§ WORK ITEM
The answer must be an exact reproduction of all the entries.

Page and application data records:
************
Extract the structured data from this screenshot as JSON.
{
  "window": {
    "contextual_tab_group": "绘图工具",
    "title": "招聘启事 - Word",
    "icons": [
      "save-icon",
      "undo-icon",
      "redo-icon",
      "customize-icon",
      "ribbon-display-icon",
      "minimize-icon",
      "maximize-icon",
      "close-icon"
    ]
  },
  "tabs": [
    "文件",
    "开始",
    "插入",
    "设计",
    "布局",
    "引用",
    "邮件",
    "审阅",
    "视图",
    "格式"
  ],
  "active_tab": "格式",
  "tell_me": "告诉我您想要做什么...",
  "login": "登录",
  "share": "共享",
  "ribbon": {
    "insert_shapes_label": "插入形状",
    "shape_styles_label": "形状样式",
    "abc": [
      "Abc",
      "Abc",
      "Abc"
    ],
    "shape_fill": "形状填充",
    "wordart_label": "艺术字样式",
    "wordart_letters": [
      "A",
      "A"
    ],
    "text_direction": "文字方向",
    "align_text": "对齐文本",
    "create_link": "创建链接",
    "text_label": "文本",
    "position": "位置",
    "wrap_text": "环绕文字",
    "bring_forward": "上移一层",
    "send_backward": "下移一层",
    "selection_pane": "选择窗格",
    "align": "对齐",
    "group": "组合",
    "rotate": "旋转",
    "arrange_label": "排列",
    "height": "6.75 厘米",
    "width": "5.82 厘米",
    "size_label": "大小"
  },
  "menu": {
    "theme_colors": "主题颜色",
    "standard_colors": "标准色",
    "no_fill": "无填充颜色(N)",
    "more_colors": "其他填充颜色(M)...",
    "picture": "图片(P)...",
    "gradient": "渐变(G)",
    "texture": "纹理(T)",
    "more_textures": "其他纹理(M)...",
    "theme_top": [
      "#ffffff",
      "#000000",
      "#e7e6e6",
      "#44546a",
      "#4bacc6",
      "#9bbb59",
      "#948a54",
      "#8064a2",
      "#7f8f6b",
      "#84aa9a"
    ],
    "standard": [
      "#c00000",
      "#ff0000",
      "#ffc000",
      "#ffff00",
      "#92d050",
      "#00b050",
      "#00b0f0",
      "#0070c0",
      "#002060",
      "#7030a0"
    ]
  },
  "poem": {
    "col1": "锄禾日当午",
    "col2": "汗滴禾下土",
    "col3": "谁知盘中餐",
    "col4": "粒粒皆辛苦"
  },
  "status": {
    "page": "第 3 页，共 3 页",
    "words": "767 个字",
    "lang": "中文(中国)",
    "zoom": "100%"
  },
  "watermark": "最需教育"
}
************
§ RESPONSE AREA
Extract the structured data from this screenshot as JSON.
{
  "window": {
    "contextual_tab_group": "绘图工具",
    "title": "招聘启事 - Word",
    "icons": [
      "save-icon",
      "undo-icon",
      "redo-icon",
      "customize-icon",
      "ribbon-display-icon",
      "minimize-icon",
      "maximize-icon",
      "close-icon"
    ]
  },
  "tabs": [
    "文件",
    "开始",
    "插入",
    "设计",
    "布局",
    "引用",
    "邮件",
    "审阅",
    "视图",
    "格式"
  ],
  "active_tab": "格式",
  "tell_me": "告诉我您想要做什么...",
  "login": "登录",
  "share": "共享",
  "ribbon": {
    "insert_shapes_label": "插入形状",
    "shape_styles_label": "形状样式",
    "abc": [
      "Abc",
      "Abc",
      "Abc"
    ],
    "shape_fill": "形状填充",
    "wordart_label": "艺术字样式",
    "wordart_letters": [
      "A",
      "A"
    ],
    "text_direction": "文字方向",
    "align_text": "对齐文本",
    "create_link": "创建链接",
    "text_label": "文本",
    "position": "位置",
    "wrap_text": "环绕文字",
    "bring_forward": "上移一层",
    "send_backward": "下移一层",
    "selection_pane": "选择窗格",
    "align": "对齐",
    "group": "组合",
    "rotate": "旋转",
    "arrange_label": "排列",
    "height": "6.75 厘米",
    "width": "5.82 厘米",
    "size_label": "大小"
  },
  "menu": {
    "theme_colors": "主题颜色",
    "standard_colors": "标准色",
    "no_fill": "无填充颜色(N)",
    "more_colors": "其他填充颜色(M)...",
    "picture": "图片(P)...",
    "gradient": "渐变(G)",
    "texture": "纹理(T)",
    "more_textures": "其他纹理(M)...",
    "theme_top": [
      "#ffffff",
      "#000000",
      "#e7e6e6",
      "#44546a",
      "#4bacc6",
      "#9bbb59",
      "#948a54",
      "#8064a2",
      "#7f8f6b",
      "#84aa9a"
    ],
    "standard": [
      "#c00000",
      "#ff0000",
      "#ffc000",
      "#ffff00",
      "#92d050",
      "#00b050",
      "#00b0f0",
      "#0070c0",
      "#002060",
      "#7030a0"
    ]
  },
  "poem": {
    "col1": "锄禾日当午",
    "col2": "汗滴禾下土",
    "col3": "谁知盘中餐",
    "col4": "粒粒皆辛苦"
  },
  "status": {
    "page": "第 3 页，共 3 页",
    "words": "767 个字",
    "lang": "中文(中国)",
    "zoom": "100%"
  },
  "watermark": "最需教育"
}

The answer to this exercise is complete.